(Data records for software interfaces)
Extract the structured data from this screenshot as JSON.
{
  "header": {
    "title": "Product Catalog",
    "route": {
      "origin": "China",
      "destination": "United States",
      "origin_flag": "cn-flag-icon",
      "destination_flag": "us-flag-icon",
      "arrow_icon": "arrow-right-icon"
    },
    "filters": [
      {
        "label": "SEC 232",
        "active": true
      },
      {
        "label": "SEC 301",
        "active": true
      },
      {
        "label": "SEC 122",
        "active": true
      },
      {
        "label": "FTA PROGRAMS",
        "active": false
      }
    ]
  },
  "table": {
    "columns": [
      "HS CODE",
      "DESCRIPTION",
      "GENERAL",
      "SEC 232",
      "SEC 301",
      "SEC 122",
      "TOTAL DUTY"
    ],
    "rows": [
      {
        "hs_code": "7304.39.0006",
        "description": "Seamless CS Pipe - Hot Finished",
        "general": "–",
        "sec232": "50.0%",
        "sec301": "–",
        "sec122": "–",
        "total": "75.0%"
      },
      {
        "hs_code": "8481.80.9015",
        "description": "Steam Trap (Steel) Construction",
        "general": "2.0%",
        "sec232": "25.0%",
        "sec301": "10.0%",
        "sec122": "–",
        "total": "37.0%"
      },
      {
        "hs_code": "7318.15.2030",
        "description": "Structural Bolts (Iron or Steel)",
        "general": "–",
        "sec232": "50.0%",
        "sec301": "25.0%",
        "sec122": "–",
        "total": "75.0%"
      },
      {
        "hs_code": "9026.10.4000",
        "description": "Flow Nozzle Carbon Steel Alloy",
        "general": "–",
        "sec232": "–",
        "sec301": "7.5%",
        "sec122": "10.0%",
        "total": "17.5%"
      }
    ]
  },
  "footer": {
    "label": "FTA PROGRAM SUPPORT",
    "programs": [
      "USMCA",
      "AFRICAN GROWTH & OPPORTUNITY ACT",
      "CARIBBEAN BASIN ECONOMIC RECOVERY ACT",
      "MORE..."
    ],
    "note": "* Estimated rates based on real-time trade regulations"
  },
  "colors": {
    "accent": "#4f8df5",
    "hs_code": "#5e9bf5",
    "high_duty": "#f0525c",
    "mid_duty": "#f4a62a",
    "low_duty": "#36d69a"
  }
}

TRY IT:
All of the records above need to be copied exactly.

TASK RESPONSE:
Extract the structured data from this screenshot as JSON.
{
  "header": {
    "title": "Product Catalog",
    "route": {
      "origin": "China",
      "destination": "United States",
      "origin_flag": "cn-flag-icon",
      "destination_flag": "us-flag-icon",
      "arrow_icon": "arrow-right-icon"
    },
    "filters": [
      {
        "label": "SEC 232",
        "active": true
      },
      {
        "label": "SEC 301",
        "active": true
      },
      {
        "label": "SEC 122",
        "active": true
      },
      {
        "label": "FTA PROGRAMS",
        "active": false
      }
    ]
  },
  "table": {
    "columns": [
      "HS CODE",
      "DESCRIPTION",
      "GENERAL",
      "SEC 232",
      "SEC 301",
      "SEC 122",
      "TOTAL DUTY"
    ],
    "rows": [
      {
        "hs_code": "7304.39.0006",
        "description": "Seamless CS Pipe - Hot Finished",
        "general": "–",
        "sec232": "50.0%",
        "sec301": "–",
        "sec122": "–",
        "total": "75.0%"
      },
      {
        "hs_code": "8481.80.9015",
        "description": "Steam Trap (Steel) Construction",
        "general": "2.0%",
        "sec232": "25.0%",
        "sec301": "10.0%",
        "sec122": "–",
        "total": "37.0%"
      },
      {
        "hs_code": "7318.15.2030",
        "description": "Structural Bolts (Iron or Steel)",
        "general": "–",
        "sec232": "50.0%",
        "sec301": "25.0%",
        "sec122": "–",
        "total": "75.0%"
      },
      {
        "hs_code": "9026.10.4000",
        "description": "Flow Nozzle Carbon Steel Alloy",
        "general": "–",
        "sec232": "–",
        "sec301": "7.5%",
        "sec122": "10.0%",
        "total": "17.5%"
      }
    ]
  },
  "footer": {
    "label": "FTA PROGRAM SUPPORT",
    "programs": [
      "USMCA",
      "AFRICAN GROWTH & OPPORTUNITY ACT",
      "CARIBBEAN BASIN ECONOMIC RECOVERY ACT",
      "MORE..."
    ],
    "note": "* Estimated rates based on real-time trade regulations"
  },
  "colors": {
    "accent": "#4f8df5",
    "hs_code": "#5e9bf5",
    "high_duty": "#f0525c",
    "mid_duty": "#f4a62a",
    "low_duty": "#36d69a"
  }
}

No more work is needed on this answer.